He has been contributing generously to charities for a long time, including to Dubai Cares, a philanthropic organisation working to improve children’s access to quality primary education in developing countries, as well as to other groups working for disabled children.
When Dahot arrived in Dubai in 1981, he was the second person from his village to have set foot in then the UAE’s most populous city. Today, there are a about 500 people from the Vallabhnagar subdivision that Menar is a part of working in the UAE. Out of these, 350 are cooks. Close to 150 of these cooks are from Menar village alone.
Dubai is the most popular destination for Menaria cooks due to its non-insistence on English language skills, low crime rates, relatively inexpensive airfares and great freedom to earn one’s livelihood.
“There is no pressure here on an honest man earning his livelihood,” says Laxmilal Bolawat, 50, who goes by the alias Babu Mama and cooks in half a dozen households in Dubai daily to earn money for his family back home. “One can do without English also because the Arabs understand Hindi. There is zero crime, for Dubai’s laws are the best.”
This is Mama’s second stint in the Emirates.
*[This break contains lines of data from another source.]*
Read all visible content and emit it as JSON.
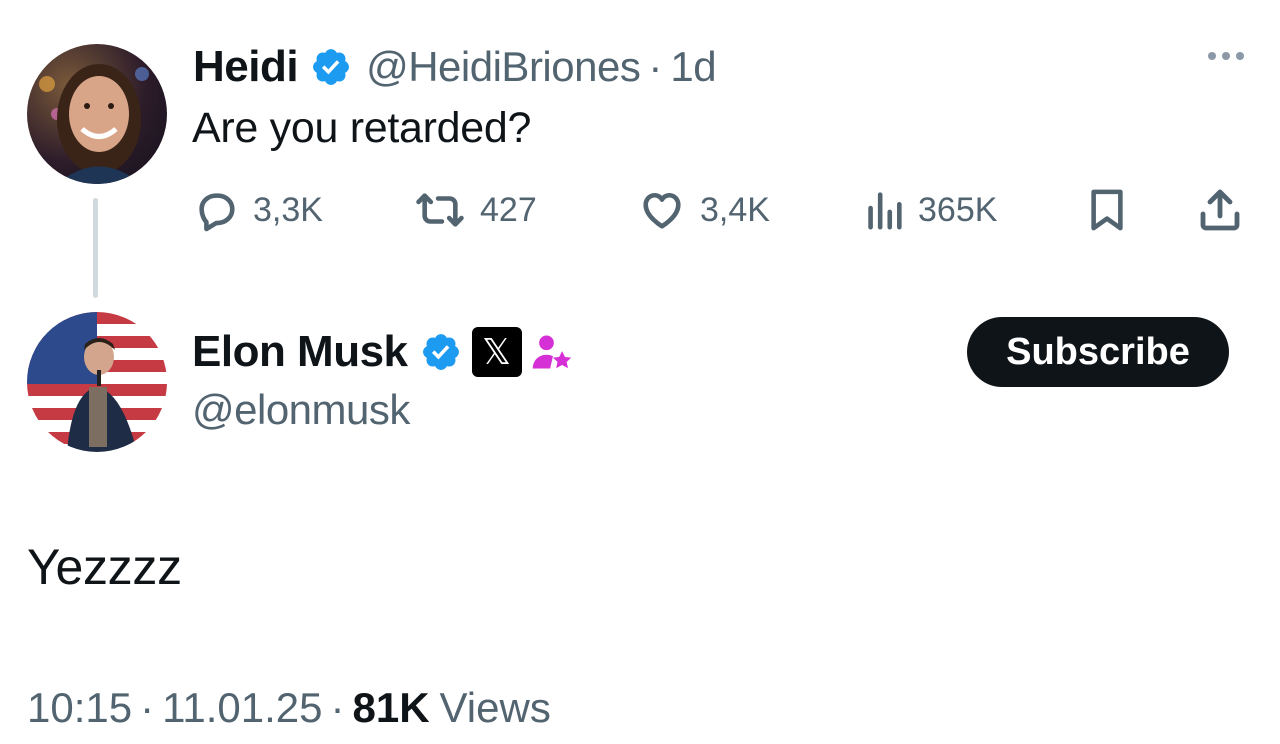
{
  "reply_to": {
    "name": "Heidi",
    "handle": "@HeidiBriones",
    "time": "1d",
    "text": "Are you retarded?",
    "stats": {
      "replies": "3,3K",
      "reposts": "427",
      "likes": "3,4K",
      "views": "365K"
    }
  },
  "tweet": {
    "name": "Elon Musk",
    "handle": "@elonmusk",
    "affiliation_badge": "𝕏",
    "subscribe_label": "Subscribe",
    "text": "Yezzzz",
    "time": "10:15",
    "date": "11.01.25",
    "views_count": "81K",
    "views_label": "Views"
  },
  "separator": "·",
  "colors": {
    "verified": "#1d9bf0",
    "secondary_text": "#536471",
    "subscriber_icon": "#d52fd6",
    "button_bg": "#0f1419"
  },
  "icons": [
    "verified-badge-icon",
    "more-icon",
    "reply-icon",
    "repost-icon",
    "like-icon",
    "views-icon",
    "bookmark-icon",
    "share-icon",
    "x-logo-icon",
    "subscriber-icon"
  ]
}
He first worked in a Dubai restaurant from 1993 to 2002. In 2012, he once again migrated to the city after having worked for close to a decade with Hina Tours and Travels, a domestic tour operator jointly headed by Prabhulal R. Joshi, a resident of Menar village, and Gujarati businessman Jitendra N. Shah.
“Travelling to a place like the United Kingdom will cost anything between Rs70,000 (Dh3,800) and Rs80,000. In Dubai, one can buy a return ticket to Mumbai at times for [as little] as Rs10,000. Besides, [in the] UK it is mandatory for one to know the English language,” says Mama.
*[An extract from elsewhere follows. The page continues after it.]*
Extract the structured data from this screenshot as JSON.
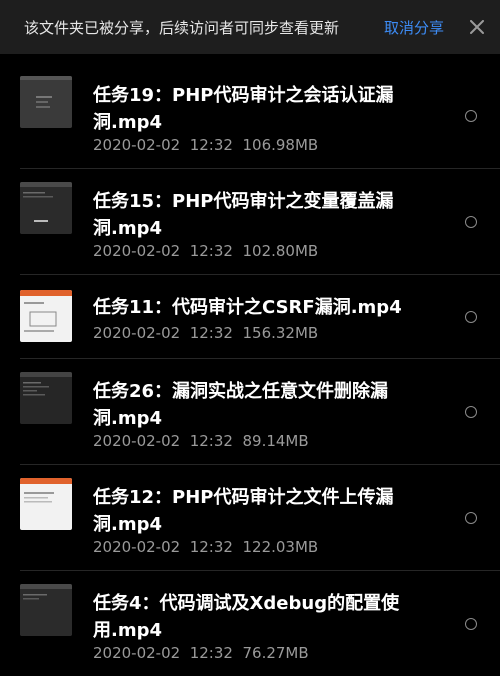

An overwhelming majority of cooks from the Menar region are semi-literate, having dropped out of school at different stages. None of them holds a diploma in cooking. They take to cooking very early, sometimes when they are only teenagers.
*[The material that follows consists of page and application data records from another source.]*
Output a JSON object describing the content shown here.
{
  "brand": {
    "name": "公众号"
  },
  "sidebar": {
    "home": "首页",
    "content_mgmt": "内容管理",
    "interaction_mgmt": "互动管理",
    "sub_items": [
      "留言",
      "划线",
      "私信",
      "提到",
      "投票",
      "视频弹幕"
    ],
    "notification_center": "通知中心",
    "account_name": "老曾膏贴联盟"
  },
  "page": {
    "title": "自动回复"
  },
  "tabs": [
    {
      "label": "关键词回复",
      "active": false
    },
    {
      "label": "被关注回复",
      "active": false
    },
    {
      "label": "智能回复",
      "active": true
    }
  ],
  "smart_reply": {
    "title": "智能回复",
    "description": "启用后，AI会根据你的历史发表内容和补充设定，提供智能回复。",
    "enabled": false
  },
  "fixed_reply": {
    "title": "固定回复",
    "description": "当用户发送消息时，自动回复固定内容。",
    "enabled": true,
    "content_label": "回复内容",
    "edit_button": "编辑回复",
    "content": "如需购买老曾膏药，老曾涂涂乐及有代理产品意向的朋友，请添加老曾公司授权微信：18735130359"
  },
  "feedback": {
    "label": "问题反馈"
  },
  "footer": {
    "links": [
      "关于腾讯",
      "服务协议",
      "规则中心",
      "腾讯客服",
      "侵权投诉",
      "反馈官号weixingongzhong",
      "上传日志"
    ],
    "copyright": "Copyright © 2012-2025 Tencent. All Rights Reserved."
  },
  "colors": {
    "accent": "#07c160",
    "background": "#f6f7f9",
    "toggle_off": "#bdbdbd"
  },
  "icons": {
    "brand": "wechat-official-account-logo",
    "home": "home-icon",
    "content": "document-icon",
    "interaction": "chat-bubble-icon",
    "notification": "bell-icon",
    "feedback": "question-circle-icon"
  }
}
A large number of the Menaria cooks are employed either by billionaires like the Ambanis and Hindujas, both in India and outside, or by celebrities from the Hindi film industry, and often earn six figures in Indian currency. For instance, Poonam Aklingdasot, 78, of Menar village, retired from the house of the late Dhirubhai Ambani and also worked in the kitchen of legendary singer Lata Mangeskar for some time. Yashwant Menaria, 28, also a cook from Menar, is still employed with the Hinduja brothers in London.
Barring a few exceptions, all the Menaria cooks are Brahmins, an upper caste in the Hindu religion. They are a favourite of Indian billionaires because the latter also belong largely to vegetarian Hindu castes and hail either from Gujarat or Rajasthan.
When asked why the Pancholia family has always preferred a Menaria cook, Dr Lalchand says: “[The Menarias] know how to make Bhatia food for us. We are pure Vaishnavs and do not even eat onions.”
The cooking profession has been a preferred choice for Menarias for over half a century, or perhaps even longer, but it has proliferated more since Prabhulal R. Joshi floated Hina Tours and Travels in 1987. According to Sunil Menaria, its head in the North India sector, the company employs around 200 people from the region, many of them as cooks.
Menaria chefs, who are scattered all across the globe, can cook Rajasthani, Gujarati, Punjabi, Mexican, Italian, Thai, Chinese and Continental. Of course, all in their vegetarian avatars.
Narendra Kaushik is a writer based in Uttar Pradesh, India.